A recent publication from Garcia-Marcos laboratory in PNAS shows how to target an atypical mechanism of heterotrimeric G protein signaling linked to different human diseases by rationally designing a synthetic protein inhibitor. 
Dysregulation of signaling via heterotrimeric G proteins leads to pathogenesis. Thus, developing an efficient armamentarium to study G protein regulation is crucial for understanding the molecular basis of disease. The classical view of G protein activation as an exclusive function of G protein-coupled receptors has been challenged by the discovery of nonreceptor G protein activators. Dysregulation of a family of such nonreceptor activators has been linked to human disorders like cancer or birth defects, but the underlying mechanisms remain poorly understood due to the lack of experimental tools. The Garcia-Marcos laboratory used protein engineering to rationally design a genetically encoded inhibitor of these G protein activators, called “GBA proteins” for G(alpha) Binding and Activating, and demonstrated its usefulness to block aberrant signaling in cancer cells and abrogate developmental malformations in animal embryos.

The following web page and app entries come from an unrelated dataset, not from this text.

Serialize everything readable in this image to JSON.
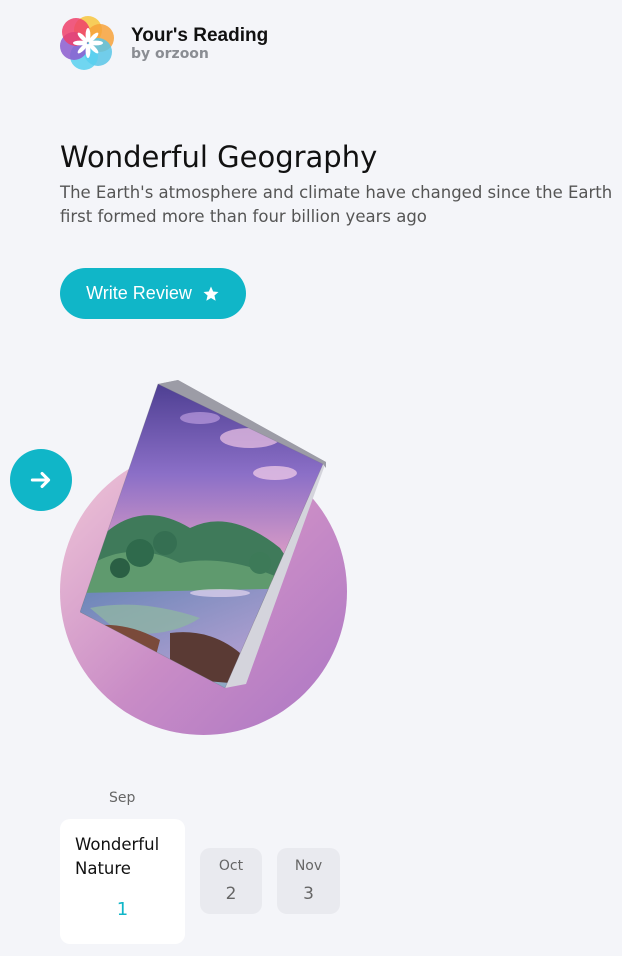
{
  "brand": {
    "name": "Your's Reading",
    "byline": "by orzoon",
    "logo_icon": "flower-logo-icon"
  },
  "book": {
    "title": "Wonderful Geography",
    "description": "The Earth's atmosphere and climate have changed since the Earth first formed more than four billion years ago",
    "cover_icon": "book-cover-image"
  },
  "actions": {
    "write_review_label": "Write Review",
    "write_review_icon": "star-icon",
    "next_icon": "arrow-right-icon"
  },
  "colors": {
    "accent": "#10b6c8",
    "background": "#f4f5f9",
    "circle_start": "#f2c9d8",
    "circle_end": "#ab76c4"
  },
  "timeline": {
    "current": {
      "month": "Sep",
      "title": "Wonderful Nature",
      "number": "1"
    },
    "upcoming": [
      {
        "month": "Oct",
        "number": "2"
      },
      {
        "month": "Nov",
        "number": "3"
      }
    ]
  }
}
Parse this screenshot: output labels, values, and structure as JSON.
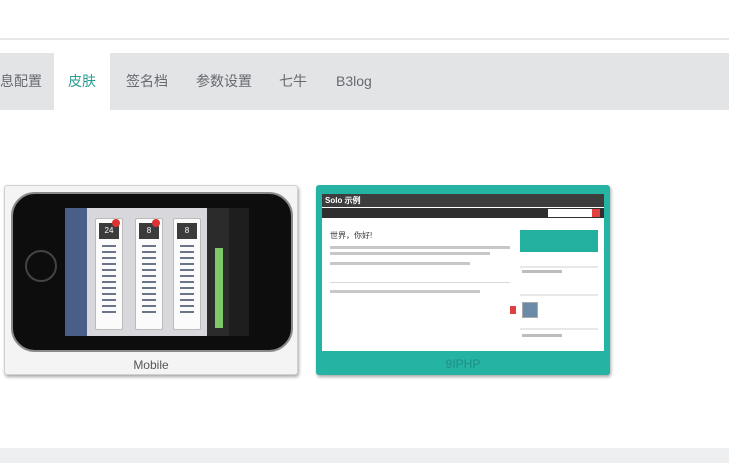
{
  "tabs": [
    {
      "label": "息配置",
      "active": false
    },
    {
      "label": "皮肤",
      "active": true
    },
    {
      "label": "签名档",
      "active": false
    },
    {
      "label": "参数设置",
      "active": false
    },
    {
      "label": "七牛",
      "active": false
    },
    {
      "label": "B3log",
      "active": false
    }
  ],
  "skins": [
    {
      "name": "Mobile",
      "preview": {
        "card_numbers": [
          "24",
          "8",
          "8"
        ]
      }
    },
    {
      "name": "9IPHP",
      "preview": {
        "site_title": "Solo 示例",
        "post_title": "世界，你好!"
      }
    }
  ],
  "colors": {
    "accent": "#2a9e93",
    "tabbar_bg": "#e3e4e6",
    "skin_9iphp_frame": "#25b3a4"
  }
}
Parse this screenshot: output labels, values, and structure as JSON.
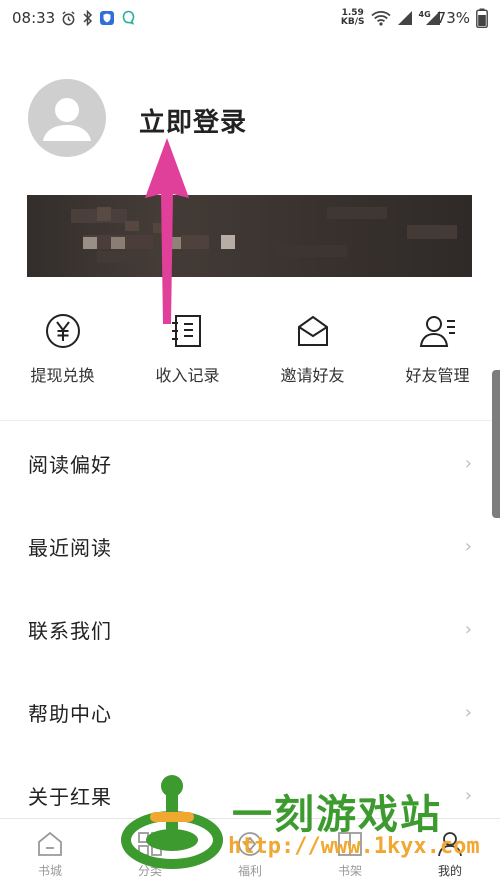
{
  "status_bar": {
    "time": "08:33",
    "net_speed_value": "1.59",
    "net_speed_unit": "KB/S",
    "network": "4G",
    "battery": "73%"
  },
  "profile": {
    "login_label": "立即登录"
  },
  "actions": [
    {
      "label": "提现兑换",
      "icon": "yen-coin-icon"
    },
    {
      "label": "收入记录",
      "icon": "notebook-icon"
    },
    {
      "label": "邀请好友",
      "icon": "envelope-icon"
    },
    {
      "label": "好友管理",
      "icon": "user-list-icon"
    }
  ],
  "menu": [
    {
      "label": "阅读偏好"
    },
    {
      "label": "最近阅读"
    },
    {
      "label": "联系我们"
    },
    {
      "label": "帮助中心"
    },
    {
      "label": "关于红果"
    }
  ],
  "bottom_nav": [
    {
      "label": "书城",
      "icon": "home-icon"
    },
    {
      "label": "分类",
      "icon": "grid-icon"
    },
    {
      "label": "福利",
      "icon": "gift-icon"
    },
    {
      "label": "书架",
      "icon": "bookshelf-icon"
    },
    {
      "label": "我的",
      "icon": "user-icon",
      "active": true
    }
  ],
  "watermark": {
    "title": "一刻游戏站",
    "url": "http://www.1kyx.com"
  },
  "colors": {
    "arrow": "#e0409a",
    "watermark_green": "#3d9a2e",
    "watermark_orange": "#f0a830"
  }
}
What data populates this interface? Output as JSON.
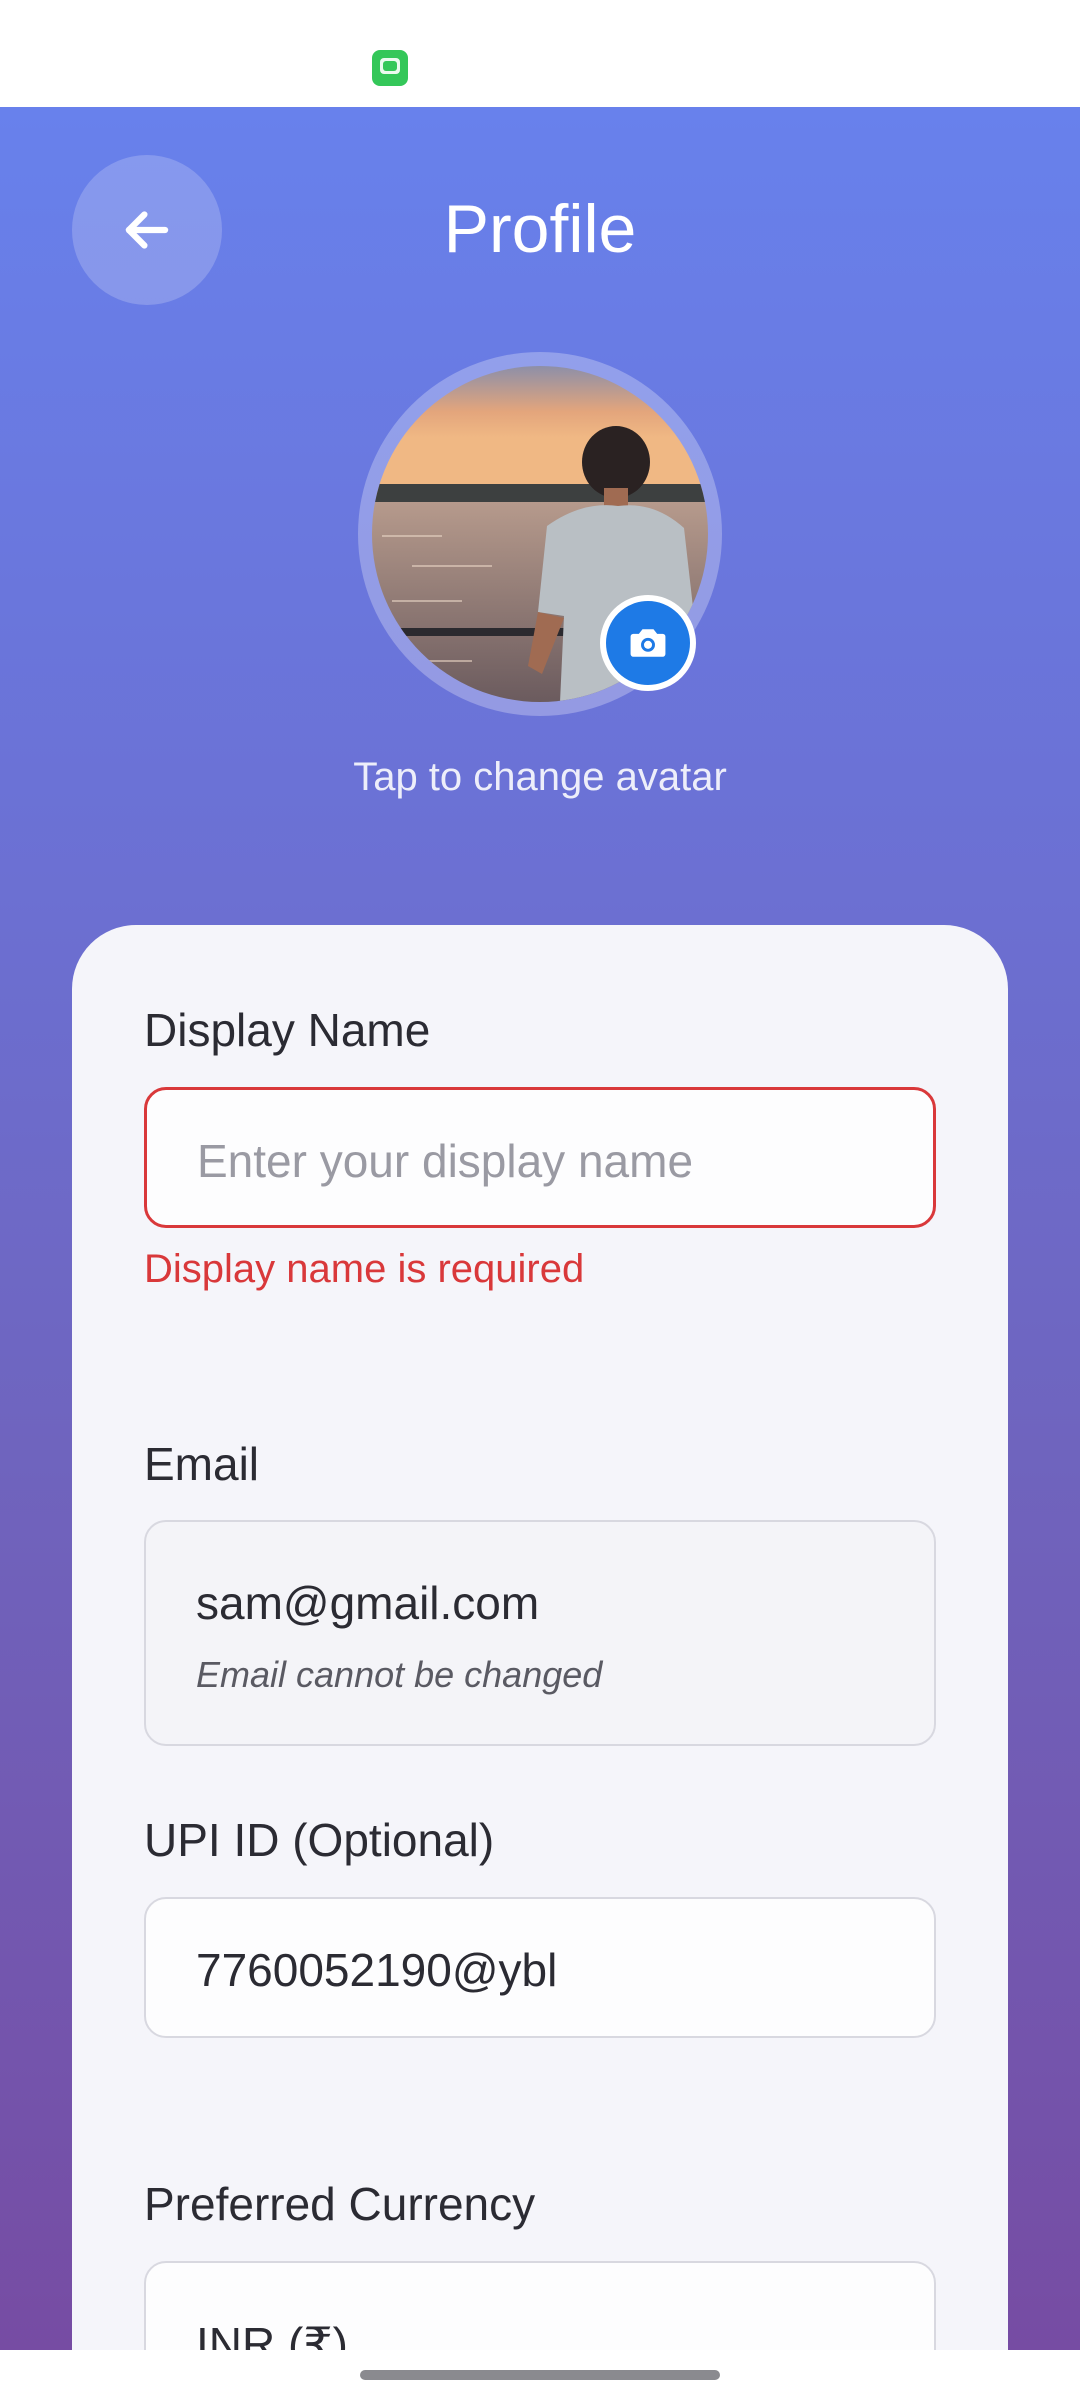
{
  "status_bar": {
    "app_icon": "messages-app-icon"
  },
  "header": {
    "title": "Profile",
    "back_icon": "arrow-left-icon"
  },
  "avatar": {
    "hint": "Tap to change avatar",
    "camera_icon": "camera-icon"
  },
  "form": {
    "display_name": {
      "label": "Display Name",
      "value": "",
      "placeholder": "Enter your display name",
      "error": "Display name is required"
    },
    "email": {
      "label": "Email",
      "value": "sam@gmail.com",
      "note": "Email cannot be changed"
    },
    "upi": {
      "label": "UPI ID (Optional)",
      "value": "7760052190@ybl"
    },
    "currency": {
      "label": "Preferred Currency",
      "value": "INR (₹)"
    }
  },
  "colors": {
    "gradient_top": "#6881ec",
    "gradient_bottom": "#764ca3",
    "error": "#d9383a",
    "camera_button": "#1e7ae6"
  }
}
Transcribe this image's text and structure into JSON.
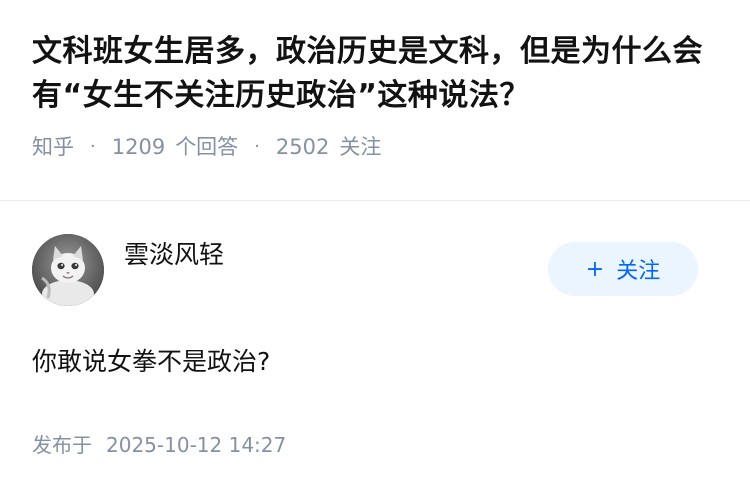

The engineering consisted of transforming a natural G protein into a synthetic one that binds tightly to GBA proteins but cannot bind to any other G protein binding partner or regulator.

Citation: Specific inhibition of GPCR-independent G protein signaling by a rationally engineered protein.

Leyme A, Marivin A, Maziarz M, DiGiacomo V, Papakonstantinou MP, Patel PP, Blanco-Canosa JB, Walawalkar IA, Rodriguez-Davila G, Dominguez I, Garcia-Marcos M. Proc Natl Acad Sci U S A. 2017 Nov 13. pii: 201707992. doi: 10.1073/pnas.1707992114. [Epub ahead of print] PMID: 29133411